The number of people with autism spectrum disorder has increased, and as this population ages, research is showing high rates of contact with the criminal justice system among this group. Social and communication differences that autistic individuals experience can act as a risk factor during these interactions, as shown by public reports of negative and violent encounters between autistic individuals and the law enforcement. There is a clear need for evidence-based strategies to reduce high rates of contact and to improve outcomes when an interaction occurs. This article provides a systematic review of research on autism spectrum disorder and criminal justice system to compile this evidence base. The Preferred Reporting Items for Systematic Reviews and Meta-Analysis structure was used to identify 89 articles after searching six databases. The Sequential Intercept Model describes the criminal justice system as different stages, or intercepts, that are connected, and the Sequential Intercept Model serves as an overall framework to organize the included articles. Articles were analyzed to identify research themes at each intercept, which offer guidance for policy and program changes that support equitable justice for autistic individuals.
From the article:

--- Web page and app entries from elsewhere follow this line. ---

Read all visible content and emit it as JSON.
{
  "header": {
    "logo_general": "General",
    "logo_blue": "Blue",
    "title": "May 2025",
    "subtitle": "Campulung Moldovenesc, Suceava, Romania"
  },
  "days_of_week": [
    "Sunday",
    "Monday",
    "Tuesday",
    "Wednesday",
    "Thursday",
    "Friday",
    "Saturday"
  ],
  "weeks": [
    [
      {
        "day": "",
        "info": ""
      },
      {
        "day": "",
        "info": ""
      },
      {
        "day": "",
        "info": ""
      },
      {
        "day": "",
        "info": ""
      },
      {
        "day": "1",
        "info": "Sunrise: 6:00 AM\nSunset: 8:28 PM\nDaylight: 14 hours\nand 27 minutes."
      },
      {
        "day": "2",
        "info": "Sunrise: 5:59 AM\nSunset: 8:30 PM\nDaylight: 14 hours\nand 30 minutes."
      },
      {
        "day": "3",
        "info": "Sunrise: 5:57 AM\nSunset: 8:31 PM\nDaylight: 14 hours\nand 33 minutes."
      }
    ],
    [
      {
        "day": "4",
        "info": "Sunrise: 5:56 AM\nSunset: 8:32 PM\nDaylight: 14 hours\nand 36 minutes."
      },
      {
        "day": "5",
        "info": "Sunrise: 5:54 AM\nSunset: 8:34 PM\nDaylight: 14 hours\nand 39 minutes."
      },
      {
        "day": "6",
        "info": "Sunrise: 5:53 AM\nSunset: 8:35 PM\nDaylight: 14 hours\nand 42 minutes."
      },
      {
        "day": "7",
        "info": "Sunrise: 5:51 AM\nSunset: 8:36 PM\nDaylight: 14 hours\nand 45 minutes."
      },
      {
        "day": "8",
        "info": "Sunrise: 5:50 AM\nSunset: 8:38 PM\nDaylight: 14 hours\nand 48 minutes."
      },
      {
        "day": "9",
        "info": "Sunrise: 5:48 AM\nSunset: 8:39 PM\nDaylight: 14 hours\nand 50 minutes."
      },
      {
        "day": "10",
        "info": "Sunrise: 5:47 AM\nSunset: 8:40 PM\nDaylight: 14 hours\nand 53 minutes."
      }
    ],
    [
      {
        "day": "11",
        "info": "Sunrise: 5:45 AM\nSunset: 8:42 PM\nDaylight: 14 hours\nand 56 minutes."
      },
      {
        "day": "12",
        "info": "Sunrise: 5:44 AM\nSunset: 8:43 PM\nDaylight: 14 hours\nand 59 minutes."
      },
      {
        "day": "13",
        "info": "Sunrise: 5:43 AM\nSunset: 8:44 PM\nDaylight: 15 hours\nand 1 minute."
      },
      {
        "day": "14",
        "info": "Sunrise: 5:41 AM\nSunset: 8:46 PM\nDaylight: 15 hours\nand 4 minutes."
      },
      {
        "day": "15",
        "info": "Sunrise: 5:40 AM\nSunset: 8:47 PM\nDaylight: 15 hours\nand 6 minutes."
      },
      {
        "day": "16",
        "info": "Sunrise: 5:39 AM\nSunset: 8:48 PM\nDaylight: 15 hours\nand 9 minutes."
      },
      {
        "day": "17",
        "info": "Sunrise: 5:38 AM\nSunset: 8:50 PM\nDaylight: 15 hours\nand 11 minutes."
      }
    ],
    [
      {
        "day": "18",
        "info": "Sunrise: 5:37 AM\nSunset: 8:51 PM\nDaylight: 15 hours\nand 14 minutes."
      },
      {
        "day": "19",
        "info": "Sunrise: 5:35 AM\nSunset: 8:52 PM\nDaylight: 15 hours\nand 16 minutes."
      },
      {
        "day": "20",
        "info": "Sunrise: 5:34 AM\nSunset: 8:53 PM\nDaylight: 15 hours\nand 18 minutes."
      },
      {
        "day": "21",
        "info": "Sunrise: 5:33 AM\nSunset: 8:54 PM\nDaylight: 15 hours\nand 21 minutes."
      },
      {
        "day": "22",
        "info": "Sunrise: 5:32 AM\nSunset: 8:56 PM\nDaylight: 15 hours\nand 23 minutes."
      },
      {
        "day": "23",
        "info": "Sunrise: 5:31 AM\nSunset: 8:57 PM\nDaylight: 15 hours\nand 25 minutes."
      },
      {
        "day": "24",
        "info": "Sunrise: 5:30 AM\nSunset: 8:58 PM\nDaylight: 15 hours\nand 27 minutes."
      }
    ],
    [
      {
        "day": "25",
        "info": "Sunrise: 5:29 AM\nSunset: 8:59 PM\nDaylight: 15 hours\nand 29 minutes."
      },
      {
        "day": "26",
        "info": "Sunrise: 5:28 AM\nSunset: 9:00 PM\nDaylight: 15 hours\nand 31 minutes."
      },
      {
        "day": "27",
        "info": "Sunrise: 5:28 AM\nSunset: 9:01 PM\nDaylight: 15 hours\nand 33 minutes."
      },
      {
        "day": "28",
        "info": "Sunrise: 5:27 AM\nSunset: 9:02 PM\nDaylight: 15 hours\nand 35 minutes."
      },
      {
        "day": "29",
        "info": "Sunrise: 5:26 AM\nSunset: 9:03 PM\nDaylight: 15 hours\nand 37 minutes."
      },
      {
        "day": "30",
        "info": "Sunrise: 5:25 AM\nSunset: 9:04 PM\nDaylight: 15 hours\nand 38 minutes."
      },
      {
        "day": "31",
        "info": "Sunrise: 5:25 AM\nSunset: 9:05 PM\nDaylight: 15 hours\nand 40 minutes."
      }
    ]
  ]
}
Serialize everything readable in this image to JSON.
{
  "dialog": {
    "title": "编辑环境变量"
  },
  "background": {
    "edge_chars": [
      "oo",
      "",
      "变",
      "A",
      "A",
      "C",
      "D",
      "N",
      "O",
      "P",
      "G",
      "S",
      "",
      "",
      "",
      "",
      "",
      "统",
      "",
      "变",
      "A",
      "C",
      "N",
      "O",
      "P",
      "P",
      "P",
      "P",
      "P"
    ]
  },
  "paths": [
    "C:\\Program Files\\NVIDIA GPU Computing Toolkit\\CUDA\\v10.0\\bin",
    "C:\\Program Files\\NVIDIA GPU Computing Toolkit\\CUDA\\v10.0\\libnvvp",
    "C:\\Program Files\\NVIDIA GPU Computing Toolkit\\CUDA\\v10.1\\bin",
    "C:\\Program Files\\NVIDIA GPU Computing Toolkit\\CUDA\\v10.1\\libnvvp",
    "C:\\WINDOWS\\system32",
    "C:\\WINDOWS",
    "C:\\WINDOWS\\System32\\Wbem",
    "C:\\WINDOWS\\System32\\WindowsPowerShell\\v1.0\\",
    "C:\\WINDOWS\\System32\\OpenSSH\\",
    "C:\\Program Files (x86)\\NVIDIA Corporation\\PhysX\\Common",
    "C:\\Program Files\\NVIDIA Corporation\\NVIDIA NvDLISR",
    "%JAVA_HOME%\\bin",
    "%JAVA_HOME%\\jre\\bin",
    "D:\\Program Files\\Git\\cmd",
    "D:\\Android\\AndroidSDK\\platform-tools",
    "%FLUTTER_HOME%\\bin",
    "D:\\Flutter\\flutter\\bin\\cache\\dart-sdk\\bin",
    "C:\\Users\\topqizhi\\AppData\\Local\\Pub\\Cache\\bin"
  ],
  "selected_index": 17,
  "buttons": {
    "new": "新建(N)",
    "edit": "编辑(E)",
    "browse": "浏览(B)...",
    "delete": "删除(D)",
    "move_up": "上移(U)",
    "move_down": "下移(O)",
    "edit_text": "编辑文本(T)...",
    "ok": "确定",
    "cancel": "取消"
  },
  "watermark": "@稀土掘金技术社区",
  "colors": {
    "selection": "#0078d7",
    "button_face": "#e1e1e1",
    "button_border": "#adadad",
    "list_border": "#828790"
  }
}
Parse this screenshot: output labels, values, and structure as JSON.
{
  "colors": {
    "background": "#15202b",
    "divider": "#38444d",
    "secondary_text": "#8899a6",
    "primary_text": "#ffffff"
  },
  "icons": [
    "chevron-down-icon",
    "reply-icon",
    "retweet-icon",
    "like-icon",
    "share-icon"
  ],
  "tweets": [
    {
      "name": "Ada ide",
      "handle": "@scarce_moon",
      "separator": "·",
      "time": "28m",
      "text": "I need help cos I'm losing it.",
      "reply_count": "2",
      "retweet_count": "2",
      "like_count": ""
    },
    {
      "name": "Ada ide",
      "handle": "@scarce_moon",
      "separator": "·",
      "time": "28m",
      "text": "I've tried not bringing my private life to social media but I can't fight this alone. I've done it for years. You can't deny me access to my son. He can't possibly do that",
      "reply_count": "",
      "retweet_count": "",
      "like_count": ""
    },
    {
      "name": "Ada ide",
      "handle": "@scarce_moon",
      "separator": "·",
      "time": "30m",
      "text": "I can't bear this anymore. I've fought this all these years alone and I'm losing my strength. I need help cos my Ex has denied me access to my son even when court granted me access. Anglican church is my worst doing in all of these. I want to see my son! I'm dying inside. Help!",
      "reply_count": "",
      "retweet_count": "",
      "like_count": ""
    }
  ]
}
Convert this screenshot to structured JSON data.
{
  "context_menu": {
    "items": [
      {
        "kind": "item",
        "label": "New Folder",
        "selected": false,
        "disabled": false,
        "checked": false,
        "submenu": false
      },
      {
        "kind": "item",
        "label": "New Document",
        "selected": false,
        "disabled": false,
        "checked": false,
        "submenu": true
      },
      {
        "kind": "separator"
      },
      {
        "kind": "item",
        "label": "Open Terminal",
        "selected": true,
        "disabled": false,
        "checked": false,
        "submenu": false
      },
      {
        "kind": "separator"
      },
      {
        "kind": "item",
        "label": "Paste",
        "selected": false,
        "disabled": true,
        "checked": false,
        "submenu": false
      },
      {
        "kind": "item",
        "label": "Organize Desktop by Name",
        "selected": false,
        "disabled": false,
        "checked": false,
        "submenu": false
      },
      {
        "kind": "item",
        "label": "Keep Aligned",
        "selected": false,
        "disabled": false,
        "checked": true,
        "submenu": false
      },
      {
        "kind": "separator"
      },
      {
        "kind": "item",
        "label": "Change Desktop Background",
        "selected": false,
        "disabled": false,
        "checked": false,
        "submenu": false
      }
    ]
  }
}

Given that this analysis found that police encounters are causing high rates of trauma among autistic individuals, policy and practice changes should focus on reducing contact with the police as much and as safely as possible. The broader social movement has created significant momentum and is informing the design and implementation of alternative responder models. One such example, which can be replicated for autistic individuals, is to have mental health professional teams respond to behavioral and mental health crises and noncriminal acts, and only if necessary coordinate with police to determine if and why a police presence is needed. More research is needed to identify optimal first responder models, and this should include an emphasis on scaling and replicating to local contexts. Emerging alternative first responder models are showing promise. One example is CAHOOTS (Crisis Assistance Helping Out On TheStreets), a program in Oregon, USA, that has been in place for more than 30years and demonstrates efficacy, cost savings, and can be safely deployed in other cities eager to replicate it (Pollack & Watson, 2020; Westervelt, 2020). Adaptation and replication of models like CAHOOTS could dramatically reduce the risk of police violence, while improving equitable justice and public safety
Pollack, H. A., Watson, A. C. (2020). From crisis to care: Improved second response to mental health crises. https://www.milbank.org/quarterly/opinions/from-crisis-to-care-improved-second-response-to-mental-health-crises/ Google Scholar | Crossref